> **ASSIGNMENT**:
Give the listing again exactly, omitting its images.

RECORDS SHOWN Start Marker

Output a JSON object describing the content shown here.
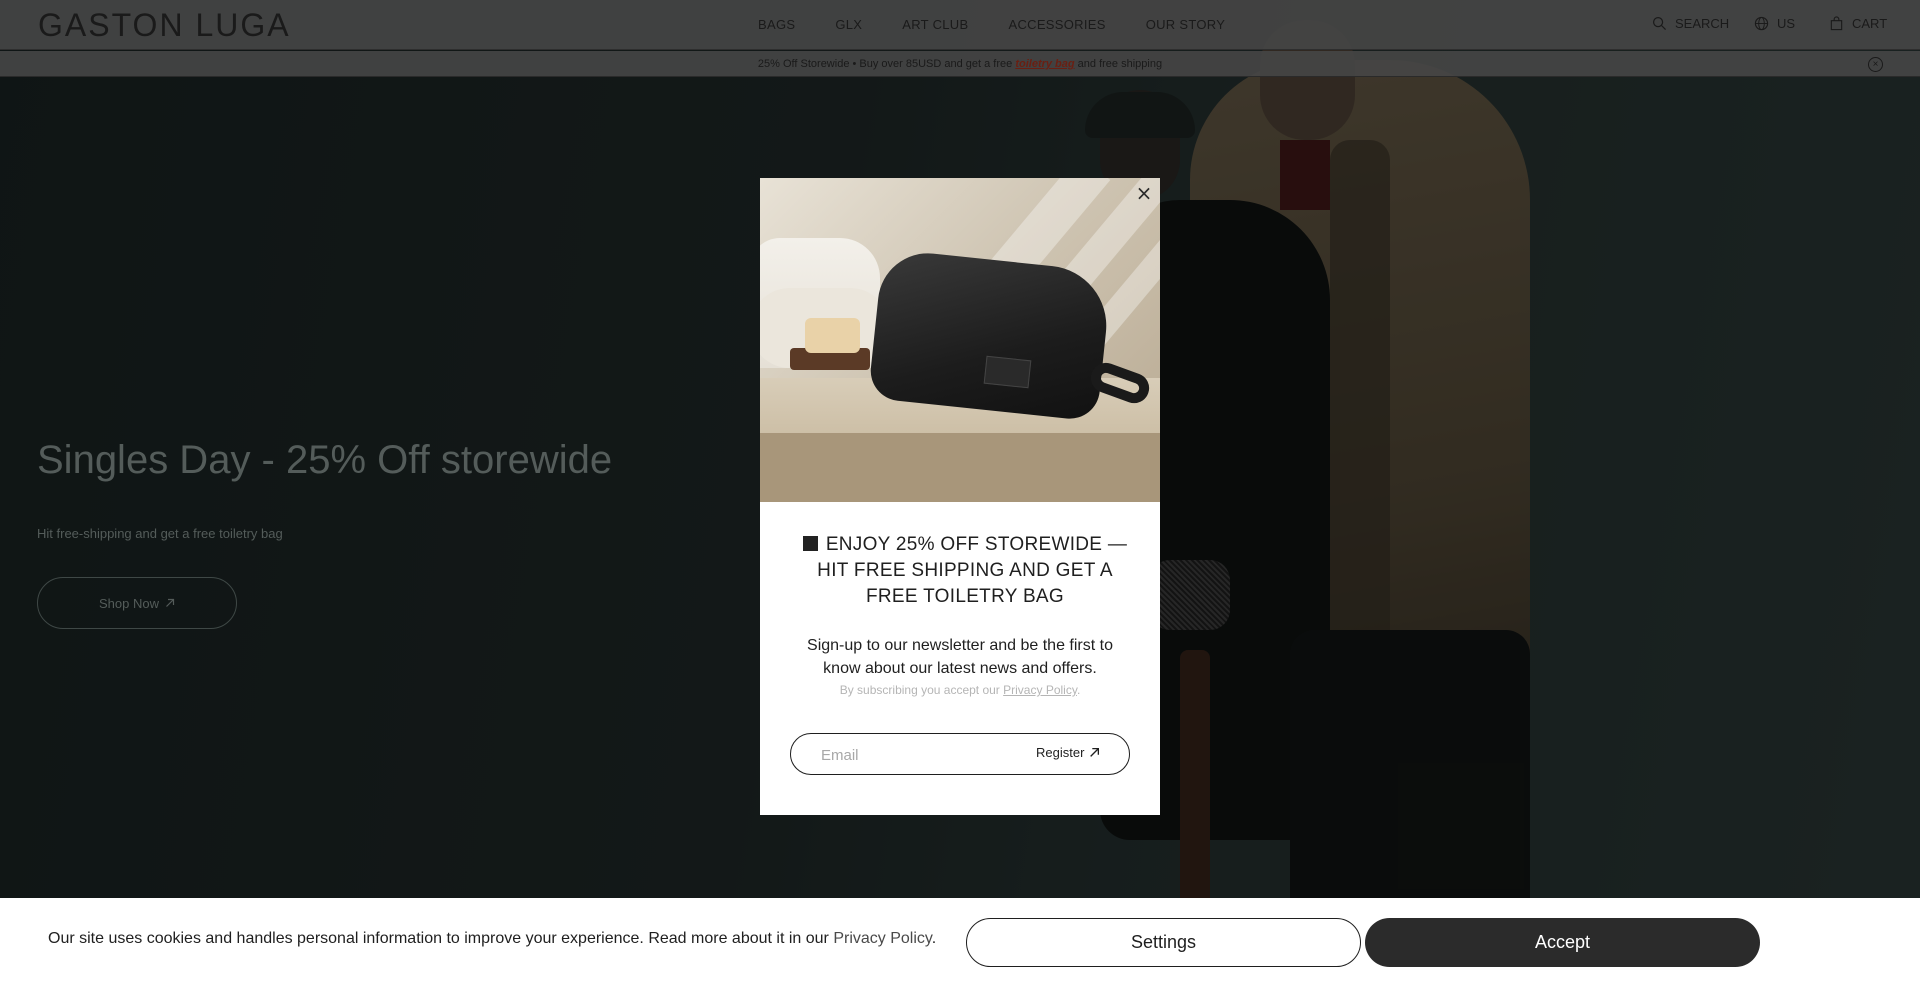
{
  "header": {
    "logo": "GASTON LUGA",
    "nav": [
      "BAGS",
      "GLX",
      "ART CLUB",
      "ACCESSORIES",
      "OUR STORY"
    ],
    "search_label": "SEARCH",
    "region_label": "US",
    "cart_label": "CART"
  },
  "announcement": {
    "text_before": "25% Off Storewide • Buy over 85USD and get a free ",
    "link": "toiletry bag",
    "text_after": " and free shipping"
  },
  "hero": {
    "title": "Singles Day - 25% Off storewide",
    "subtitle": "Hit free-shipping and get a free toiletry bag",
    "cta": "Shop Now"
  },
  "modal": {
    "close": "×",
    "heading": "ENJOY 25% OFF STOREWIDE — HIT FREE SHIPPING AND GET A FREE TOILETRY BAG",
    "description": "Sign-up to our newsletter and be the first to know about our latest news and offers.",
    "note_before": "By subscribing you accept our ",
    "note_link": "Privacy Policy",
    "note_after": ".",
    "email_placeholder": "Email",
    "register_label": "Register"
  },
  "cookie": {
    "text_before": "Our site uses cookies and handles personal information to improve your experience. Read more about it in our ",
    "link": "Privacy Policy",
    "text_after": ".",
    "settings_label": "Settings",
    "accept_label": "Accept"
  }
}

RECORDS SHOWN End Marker

> **ANSWER AREA**:
Output a JSON object describing the content shown here.
{
  "header": {
    "logo": "GASTON LUGA",
    "nav": [
      "BAGS",
      "GLX",
      "ART CLUB",
      "ACCESSORIES",
      "OUR STORY"
    ],
    "search_label": "SEARCH",
    "region_label": "US",
    "cart_label": "CART"
  },
  "announcement": {
    "text_before": "25% Off Storewide • Buy over 85USD and get a free ",
    "link": "toiletry bag",
    "text_after": " and free shipping"
  },
  "hero": {
    "title": "Singles Day - 25% Off storewide",
    "subtitle": "Hit free-shipping and get a free toiletry bag",
    "cta": "Shop Now"
  },
  "modal": {
    "close": "×",
    "heading": "ENJOY 25% OFF STOREWIDE — HIT FREE SHIPPING AND GET A FREE TOILETRY BAG",
    "description": "Sign-up to our newsletter and be the first to know about our latest news and offers.",
    "note_before": "By subscribing you accept our ",
    "note_link": "Privacy Policy",
    "note_after": ".",
    "email_placeholder": "Email",
    "register_label": "Register"
  },
  "cookie": {
    "text_before": "Our site uses cookies and handles personal information to improve your experience. Read more about it in our ",
    "link": "Privacy Policy",
    "text_after": ".",
    "settings_label": "Settings",
    "accept_label": "Accept"
  }
}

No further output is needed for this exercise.